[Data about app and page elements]
────────────────────────────────────────

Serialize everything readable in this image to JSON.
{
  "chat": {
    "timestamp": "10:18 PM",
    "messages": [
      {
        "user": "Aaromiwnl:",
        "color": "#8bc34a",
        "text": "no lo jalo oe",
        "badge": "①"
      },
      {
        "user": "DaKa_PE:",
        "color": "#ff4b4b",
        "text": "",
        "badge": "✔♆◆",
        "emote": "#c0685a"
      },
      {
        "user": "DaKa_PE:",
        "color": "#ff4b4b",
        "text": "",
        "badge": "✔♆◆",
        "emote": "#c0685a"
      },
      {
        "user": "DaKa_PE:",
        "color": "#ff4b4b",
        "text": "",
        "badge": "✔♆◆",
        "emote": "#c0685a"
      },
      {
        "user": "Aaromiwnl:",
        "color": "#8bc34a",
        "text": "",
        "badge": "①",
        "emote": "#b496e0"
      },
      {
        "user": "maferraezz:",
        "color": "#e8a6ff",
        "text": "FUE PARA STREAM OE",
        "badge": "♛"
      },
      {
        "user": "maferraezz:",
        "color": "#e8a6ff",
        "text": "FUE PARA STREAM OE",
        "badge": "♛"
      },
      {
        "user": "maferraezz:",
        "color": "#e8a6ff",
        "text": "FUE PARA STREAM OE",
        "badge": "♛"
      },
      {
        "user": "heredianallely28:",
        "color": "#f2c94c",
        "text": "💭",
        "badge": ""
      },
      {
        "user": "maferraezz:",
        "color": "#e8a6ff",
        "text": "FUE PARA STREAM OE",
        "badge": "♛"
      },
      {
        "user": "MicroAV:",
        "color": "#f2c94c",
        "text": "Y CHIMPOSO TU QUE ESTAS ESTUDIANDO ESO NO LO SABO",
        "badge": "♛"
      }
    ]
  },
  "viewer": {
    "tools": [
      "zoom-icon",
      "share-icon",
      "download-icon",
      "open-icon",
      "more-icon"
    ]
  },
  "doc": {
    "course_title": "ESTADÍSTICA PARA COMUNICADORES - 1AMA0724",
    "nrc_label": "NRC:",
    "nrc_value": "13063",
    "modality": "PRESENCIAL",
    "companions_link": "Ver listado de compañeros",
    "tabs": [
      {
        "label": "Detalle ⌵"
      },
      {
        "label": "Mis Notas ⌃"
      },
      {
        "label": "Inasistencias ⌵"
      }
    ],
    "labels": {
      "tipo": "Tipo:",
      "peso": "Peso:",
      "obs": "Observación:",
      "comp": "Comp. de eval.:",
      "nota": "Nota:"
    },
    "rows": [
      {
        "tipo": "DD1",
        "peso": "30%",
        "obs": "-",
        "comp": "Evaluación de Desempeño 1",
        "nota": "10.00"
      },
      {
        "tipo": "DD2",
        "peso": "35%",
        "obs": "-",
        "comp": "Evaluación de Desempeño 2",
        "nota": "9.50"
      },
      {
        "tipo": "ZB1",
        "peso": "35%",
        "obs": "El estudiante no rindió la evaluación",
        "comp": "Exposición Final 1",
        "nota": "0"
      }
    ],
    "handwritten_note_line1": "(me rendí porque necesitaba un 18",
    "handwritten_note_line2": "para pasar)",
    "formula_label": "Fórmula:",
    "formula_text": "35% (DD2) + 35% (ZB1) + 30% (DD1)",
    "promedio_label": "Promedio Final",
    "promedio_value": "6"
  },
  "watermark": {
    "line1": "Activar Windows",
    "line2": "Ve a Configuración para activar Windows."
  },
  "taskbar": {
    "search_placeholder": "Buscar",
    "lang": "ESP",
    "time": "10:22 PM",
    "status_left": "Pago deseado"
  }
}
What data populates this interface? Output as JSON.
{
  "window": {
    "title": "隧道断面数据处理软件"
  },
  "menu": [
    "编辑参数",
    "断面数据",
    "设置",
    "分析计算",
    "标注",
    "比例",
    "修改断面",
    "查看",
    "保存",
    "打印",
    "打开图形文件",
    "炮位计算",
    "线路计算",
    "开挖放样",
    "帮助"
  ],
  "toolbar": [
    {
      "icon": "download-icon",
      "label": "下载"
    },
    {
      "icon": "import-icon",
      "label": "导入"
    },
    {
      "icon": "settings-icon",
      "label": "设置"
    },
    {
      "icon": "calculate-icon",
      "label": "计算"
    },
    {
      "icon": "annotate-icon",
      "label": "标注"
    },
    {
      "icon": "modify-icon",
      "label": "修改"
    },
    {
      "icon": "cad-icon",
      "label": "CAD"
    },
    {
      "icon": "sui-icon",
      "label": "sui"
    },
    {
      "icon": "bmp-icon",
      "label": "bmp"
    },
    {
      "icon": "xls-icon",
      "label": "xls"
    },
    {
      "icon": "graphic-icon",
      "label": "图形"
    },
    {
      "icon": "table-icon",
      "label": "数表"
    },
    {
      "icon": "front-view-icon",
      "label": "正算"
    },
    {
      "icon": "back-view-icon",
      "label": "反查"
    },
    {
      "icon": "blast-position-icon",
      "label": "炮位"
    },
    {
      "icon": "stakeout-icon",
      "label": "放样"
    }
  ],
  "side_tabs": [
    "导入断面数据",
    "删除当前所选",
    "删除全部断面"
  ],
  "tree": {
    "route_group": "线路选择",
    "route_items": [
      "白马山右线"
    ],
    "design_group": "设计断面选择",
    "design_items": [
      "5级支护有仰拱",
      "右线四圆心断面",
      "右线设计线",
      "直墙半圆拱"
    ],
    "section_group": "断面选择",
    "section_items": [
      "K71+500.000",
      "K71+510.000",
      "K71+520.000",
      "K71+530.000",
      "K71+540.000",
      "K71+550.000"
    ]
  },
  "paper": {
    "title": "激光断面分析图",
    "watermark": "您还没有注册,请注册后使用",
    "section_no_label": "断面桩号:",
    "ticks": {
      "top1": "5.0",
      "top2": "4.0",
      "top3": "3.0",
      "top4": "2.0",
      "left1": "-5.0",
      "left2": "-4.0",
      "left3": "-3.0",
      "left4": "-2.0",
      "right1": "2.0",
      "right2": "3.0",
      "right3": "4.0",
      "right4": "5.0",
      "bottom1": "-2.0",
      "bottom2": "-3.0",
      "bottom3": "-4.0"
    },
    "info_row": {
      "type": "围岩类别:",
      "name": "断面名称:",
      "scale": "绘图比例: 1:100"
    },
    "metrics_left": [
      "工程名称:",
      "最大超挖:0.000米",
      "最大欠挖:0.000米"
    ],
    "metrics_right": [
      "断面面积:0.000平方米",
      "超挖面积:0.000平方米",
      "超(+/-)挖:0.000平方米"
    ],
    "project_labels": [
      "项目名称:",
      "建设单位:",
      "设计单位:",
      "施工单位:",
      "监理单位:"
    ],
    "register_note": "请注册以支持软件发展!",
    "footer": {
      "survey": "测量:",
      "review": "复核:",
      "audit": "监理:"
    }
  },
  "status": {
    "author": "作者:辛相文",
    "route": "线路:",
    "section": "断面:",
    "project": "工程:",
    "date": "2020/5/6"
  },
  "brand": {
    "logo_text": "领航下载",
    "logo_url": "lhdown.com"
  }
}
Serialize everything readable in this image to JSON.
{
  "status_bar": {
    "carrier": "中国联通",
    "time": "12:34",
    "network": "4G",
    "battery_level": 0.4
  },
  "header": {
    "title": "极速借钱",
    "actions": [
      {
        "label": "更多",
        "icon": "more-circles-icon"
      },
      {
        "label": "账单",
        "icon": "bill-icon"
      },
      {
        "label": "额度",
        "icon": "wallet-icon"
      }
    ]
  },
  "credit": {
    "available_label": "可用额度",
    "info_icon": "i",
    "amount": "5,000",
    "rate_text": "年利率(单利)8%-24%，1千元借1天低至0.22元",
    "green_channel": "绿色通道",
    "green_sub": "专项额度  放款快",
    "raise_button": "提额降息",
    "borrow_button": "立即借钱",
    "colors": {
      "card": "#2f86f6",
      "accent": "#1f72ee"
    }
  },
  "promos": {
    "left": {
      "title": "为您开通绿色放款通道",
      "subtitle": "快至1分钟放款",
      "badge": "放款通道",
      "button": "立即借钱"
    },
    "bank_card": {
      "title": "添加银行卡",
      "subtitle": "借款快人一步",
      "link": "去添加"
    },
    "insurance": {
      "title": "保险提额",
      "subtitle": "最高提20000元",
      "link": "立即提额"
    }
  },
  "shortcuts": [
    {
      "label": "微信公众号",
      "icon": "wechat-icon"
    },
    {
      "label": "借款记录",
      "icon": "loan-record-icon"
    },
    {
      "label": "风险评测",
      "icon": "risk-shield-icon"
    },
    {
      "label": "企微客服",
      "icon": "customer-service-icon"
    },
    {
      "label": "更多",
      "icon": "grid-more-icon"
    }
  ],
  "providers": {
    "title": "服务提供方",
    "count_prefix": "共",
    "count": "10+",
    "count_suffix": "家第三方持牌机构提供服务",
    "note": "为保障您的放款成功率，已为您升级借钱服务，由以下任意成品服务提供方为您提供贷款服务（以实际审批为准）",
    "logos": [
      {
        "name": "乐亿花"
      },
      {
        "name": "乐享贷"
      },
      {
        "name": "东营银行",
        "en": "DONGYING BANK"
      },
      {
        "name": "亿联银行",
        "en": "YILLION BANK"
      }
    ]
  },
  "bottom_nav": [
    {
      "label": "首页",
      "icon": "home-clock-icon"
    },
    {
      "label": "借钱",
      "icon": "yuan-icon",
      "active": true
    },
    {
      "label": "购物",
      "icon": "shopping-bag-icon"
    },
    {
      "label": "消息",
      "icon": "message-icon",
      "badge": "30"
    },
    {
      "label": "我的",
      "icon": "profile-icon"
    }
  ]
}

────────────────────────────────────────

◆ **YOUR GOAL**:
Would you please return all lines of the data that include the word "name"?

◆ **TASK RESULT**:
      "name": "断面名称:",
        "name": "乐亿花"
        "name": "乐享贷"
        "name": "东营银行",
        "name": "亿联银行",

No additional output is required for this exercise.